A LAST MENTION
A last poignant mention of Tottie was featured in Lloyd’s Weekly Newspaper on the 21st of June 1896:-
“The St. Giles’ Board of Guardians have made no application for “Tottie” Fay’s basket of clothes, left by that young lady some three years ago at the booking-office of the Great Western railway.
It seems that she drove up there in a hansom cab some three years ago about 10 o’clock one evening, and left the basket in question, containing some much-worn articles of faded finery, a parcel wrapped in newspaper, and six pots of flowers.
She particularly asked that the flowers might be watered, as she was sure to come back for them in a day or two.
Her celebrated costume of a large white hat and pale blue dress, however, attracted attention, quickly causing a crowd to assemble.
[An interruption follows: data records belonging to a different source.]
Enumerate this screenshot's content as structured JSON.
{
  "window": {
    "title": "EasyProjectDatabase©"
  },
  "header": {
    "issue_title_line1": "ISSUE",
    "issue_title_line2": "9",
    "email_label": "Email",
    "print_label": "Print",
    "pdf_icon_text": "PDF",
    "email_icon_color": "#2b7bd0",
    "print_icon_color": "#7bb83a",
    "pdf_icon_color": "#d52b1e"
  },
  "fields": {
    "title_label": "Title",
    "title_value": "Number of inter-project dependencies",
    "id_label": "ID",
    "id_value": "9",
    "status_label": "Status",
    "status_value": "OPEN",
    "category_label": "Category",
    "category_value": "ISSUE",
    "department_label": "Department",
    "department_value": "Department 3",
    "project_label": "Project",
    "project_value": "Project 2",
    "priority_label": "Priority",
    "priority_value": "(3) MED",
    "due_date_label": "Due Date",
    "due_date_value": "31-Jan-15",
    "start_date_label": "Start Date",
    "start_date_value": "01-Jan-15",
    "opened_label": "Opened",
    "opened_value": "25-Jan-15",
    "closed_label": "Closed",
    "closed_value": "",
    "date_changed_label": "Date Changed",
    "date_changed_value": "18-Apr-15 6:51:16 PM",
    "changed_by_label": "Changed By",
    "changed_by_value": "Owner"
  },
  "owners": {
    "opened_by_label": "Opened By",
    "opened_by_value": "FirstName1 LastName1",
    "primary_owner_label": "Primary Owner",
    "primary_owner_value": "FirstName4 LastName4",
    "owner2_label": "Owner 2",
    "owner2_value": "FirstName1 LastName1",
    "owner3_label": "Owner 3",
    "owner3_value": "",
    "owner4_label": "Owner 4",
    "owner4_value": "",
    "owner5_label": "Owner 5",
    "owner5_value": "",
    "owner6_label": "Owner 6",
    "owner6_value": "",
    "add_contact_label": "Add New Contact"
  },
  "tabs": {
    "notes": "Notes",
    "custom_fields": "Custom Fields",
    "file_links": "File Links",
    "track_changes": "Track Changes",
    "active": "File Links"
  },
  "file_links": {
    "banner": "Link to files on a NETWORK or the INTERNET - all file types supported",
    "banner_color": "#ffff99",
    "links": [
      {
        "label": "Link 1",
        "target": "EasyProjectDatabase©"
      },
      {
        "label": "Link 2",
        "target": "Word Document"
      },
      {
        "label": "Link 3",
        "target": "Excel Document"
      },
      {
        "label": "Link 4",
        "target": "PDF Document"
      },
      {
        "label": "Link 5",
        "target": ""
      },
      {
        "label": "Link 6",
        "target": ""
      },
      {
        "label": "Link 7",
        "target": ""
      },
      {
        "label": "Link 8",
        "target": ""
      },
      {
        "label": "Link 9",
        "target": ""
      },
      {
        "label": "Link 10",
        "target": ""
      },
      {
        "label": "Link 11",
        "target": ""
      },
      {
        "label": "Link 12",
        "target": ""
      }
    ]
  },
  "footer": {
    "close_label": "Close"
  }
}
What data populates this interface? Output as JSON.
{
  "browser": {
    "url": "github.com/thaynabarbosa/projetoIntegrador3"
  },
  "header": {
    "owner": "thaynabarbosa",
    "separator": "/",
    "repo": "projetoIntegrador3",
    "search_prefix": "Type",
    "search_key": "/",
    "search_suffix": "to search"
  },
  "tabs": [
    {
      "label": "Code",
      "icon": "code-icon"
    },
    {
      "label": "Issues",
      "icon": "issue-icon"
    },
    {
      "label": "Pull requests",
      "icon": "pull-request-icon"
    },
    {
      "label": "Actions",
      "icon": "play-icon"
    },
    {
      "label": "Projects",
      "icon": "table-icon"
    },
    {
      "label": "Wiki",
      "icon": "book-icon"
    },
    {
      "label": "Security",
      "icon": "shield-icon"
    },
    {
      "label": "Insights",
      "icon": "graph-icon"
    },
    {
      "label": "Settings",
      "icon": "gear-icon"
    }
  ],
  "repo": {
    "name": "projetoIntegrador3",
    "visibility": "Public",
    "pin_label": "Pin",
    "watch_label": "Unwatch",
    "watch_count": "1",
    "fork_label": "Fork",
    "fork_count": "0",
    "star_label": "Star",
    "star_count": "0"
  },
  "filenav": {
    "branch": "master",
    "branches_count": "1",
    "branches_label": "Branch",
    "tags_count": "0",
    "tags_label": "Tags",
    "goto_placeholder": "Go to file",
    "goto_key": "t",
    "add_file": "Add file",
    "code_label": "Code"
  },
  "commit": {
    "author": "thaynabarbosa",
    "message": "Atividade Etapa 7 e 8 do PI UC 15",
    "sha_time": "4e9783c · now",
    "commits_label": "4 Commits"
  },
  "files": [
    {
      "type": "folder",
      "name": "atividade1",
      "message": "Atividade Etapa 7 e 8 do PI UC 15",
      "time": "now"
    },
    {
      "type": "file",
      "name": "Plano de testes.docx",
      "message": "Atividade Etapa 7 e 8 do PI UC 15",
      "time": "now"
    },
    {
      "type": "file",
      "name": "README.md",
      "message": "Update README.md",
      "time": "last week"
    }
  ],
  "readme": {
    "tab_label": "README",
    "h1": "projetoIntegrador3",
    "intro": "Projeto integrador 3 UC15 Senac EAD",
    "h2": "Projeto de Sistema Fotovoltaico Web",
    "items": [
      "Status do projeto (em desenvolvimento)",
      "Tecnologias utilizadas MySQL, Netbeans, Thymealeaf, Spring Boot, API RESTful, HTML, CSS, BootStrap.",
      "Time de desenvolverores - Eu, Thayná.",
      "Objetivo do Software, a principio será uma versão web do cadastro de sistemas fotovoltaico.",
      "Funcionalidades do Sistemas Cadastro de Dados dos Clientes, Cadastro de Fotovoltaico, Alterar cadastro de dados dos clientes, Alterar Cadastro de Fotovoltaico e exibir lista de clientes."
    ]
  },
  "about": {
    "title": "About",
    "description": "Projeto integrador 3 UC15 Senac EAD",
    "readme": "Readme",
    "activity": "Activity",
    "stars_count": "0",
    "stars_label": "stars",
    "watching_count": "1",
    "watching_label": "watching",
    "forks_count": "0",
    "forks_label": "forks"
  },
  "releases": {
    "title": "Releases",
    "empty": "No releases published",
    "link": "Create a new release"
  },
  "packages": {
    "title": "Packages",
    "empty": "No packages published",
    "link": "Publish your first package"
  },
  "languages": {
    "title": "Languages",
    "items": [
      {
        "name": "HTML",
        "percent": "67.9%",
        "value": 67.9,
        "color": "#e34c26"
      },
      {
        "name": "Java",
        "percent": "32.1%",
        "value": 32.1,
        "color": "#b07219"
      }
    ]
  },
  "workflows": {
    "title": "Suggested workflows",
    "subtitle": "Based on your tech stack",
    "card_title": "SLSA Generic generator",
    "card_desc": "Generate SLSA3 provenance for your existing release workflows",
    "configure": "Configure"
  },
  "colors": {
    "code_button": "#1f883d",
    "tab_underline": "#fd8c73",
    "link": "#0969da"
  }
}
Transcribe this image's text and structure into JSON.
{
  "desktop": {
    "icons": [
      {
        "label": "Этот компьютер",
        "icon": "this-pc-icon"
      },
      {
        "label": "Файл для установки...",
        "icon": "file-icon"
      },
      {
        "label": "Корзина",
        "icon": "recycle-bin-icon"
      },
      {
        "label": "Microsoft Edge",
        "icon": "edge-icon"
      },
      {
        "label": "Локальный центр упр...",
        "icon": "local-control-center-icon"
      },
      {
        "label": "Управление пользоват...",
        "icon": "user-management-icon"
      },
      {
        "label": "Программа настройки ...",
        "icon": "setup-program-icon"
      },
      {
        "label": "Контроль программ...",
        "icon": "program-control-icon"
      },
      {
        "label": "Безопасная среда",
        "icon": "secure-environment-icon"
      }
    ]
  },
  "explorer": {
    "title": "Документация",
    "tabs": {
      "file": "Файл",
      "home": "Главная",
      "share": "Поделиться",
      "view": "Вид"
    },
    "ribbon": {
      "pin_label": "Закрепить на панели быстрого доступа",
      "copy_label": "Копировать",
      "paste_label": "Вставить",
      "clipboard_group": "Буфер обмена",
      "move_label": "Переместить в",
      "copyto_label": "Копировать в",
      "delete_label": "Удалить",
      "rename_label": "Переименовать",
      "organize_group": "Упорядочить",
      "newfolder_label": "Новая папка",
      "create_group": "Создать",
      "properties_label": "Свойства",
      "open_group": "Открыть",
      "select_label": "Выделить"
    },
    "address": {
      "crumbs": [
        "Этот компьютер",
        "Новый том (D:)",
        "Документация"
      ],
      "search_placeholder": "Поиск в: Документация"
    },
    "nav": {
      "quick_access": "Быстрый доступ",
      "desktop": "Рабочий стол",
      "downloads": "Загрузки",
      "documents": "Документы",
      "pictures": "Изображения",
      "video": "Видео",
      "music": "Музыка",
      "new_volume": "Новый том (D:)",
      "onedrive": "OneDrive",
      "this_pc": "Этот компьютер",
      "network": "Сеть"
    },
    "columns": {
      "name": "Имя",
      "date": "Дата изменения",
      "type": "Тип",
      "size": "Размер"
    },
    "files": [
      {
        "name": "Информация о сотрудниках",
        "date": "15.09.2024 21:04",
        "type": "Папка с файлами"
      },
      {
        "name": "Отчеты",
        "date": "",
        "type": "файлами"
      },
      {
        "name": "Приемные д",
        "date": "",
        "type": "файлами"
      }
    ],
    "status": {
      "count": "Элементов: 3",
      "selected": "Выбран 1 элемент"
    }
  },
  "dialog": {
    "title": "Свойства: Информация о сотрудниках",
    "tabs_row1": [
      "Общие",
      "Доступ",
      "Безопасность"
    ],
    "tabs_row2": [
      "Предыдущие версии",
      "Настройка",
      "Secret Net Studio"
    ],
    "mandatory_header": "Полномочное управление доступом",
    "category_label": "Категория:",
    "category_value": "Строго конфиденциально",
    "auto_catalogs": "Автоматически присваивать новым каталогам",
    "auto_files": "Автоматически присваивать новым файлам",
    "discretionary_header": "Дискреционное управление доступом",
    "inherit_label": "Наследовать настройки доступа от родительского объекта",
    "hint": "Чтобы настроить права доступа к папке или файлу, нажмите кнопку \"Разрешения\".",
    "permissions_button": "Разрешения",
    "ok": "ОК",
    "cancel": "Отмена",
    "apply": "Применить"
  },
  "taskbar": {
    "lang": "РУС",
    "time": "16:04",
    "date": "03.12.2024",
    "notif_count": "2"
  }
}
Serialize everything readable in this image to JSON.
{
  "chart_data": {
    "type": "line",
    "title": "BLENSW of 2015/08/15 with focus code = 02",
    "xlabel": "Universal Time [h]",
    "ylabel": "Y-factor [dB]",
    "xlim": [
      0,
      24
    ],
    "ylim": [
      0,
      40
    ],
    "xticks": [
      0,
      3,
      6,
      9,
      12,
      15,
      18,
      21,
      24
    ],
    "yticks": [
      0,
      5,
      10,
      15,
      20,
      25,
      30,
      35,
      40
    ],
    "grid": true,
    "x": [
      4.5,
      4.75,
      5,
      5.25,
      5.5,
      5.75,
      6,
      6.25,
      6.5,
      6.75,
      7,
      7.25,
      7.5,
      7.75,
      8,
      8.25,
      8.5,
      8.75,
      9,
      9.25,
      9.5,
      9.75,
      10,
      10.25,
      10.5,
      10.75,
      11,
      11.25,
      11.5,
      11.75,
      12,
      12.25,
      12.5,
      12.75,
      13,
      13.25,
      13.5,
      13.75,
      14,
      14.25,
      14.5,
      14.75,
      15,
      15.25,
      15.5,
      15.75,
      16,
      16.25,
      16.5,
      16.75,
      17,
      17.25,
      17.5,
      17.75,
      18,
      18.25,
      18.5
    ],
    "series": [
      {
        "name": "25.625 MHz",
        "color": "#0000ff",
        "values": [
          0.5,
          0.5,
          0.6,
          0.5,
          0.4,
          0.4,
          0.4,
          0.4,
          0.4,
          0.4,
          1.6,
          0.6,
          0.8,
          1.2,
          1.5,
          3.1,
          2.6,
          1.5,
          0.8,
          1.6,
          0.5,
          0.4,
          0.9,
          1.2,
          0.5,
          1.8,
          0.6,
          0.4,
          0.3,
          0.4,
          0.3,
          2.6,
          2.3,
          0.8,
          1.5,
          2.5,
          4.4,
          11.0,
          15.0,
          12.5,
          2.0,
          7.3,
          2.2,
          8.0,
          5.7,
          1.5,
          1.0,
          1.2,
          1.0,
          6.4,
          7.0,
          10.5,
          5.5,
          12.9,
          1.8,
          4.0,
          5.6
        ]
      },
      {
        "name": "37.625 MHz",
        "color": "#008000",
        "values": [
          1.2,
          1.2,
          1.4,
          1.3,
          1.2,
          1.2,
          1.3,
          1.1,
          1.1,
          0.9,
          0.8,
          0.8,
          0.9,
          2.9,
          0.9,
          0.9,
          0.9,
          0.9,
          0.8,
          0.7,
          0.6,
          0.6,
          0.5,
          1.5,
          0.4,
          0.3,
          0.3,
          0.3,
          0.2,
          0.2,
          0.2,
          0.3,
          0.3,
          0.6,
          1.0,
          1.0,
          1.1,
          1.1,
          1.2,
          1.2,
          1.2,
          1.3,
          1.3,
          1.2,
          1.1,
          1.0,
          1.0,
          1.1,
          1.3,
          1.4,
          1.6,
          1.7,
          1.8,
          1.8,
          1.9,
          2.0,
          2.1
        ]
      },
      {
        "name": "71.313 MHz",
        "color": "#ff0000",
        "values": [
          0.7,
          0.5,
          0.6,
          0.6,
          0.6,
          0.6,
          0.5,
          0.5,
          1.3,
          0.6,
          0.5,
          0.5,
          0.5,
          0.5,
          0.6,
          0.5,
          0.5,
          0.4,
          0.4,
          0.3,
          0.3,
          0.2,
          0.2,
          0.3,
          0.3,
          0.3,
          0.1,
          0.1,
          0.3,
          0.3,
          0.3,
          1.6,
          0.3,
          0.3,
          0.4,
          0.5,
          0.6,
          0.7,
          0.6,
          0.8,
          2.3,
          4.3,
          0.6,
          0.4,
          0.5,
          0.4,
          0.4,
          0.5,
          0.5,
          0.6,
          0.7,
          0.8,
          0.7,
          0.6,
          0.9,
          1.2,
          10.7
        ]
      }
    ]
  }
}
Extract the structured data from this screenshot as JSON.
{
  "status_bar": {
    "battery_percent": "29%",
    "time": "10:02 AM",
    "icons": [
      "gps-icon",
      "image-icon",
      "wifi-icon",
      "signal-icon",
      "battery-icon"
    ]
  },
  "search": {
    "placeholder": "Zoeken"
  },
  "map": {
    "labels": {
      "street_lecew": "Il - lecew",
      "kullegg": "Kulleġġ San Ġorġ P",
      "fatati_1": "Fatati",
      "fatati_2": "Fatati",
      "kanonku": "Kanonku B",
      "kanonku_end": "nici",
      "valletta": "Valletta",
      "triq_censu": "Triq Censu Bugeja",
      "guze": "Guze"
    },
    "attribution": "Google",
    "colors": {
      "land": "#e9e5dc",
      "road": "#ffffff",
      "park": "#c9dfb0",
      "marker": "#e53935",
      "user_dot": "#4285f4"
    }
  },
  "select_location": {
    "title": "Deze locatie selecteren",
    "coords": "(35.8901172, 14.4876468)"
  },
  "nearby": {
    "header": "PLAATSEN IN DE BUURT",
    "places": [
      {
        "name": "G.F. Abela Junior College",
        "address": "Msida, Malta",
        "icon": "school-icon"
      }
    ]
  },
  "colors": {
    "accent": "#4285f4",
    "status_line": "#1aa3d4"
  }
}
She was persuaded to leave the station, but was taken in charge by the police a little later, with the result that she has never been released to redeem her belongings.”
A TRAGIC FIGURE OF FUN
To the newspapers Tottie was, initially at least, nothing more than a source of fun – although you can detect that they too are beginning to feel sorry for her by the middle of 1892.
To the police and magistrates with whom she came into contact she was simply an annoyance; and was often treated as such. Only Mr, Hannay, as far as I can tell, expressed any compassion for the plight that her alcoholism had foisted on her.
To society at large – the cabmen who watched her dance in the streets, the people who she conned, defrauded and stole from, she was a figure to be laughed at, mistrusted, punished and despised.
Personally, I hope she finally found peace of mind when she was taken to the asylum and that she ended her days comfortably.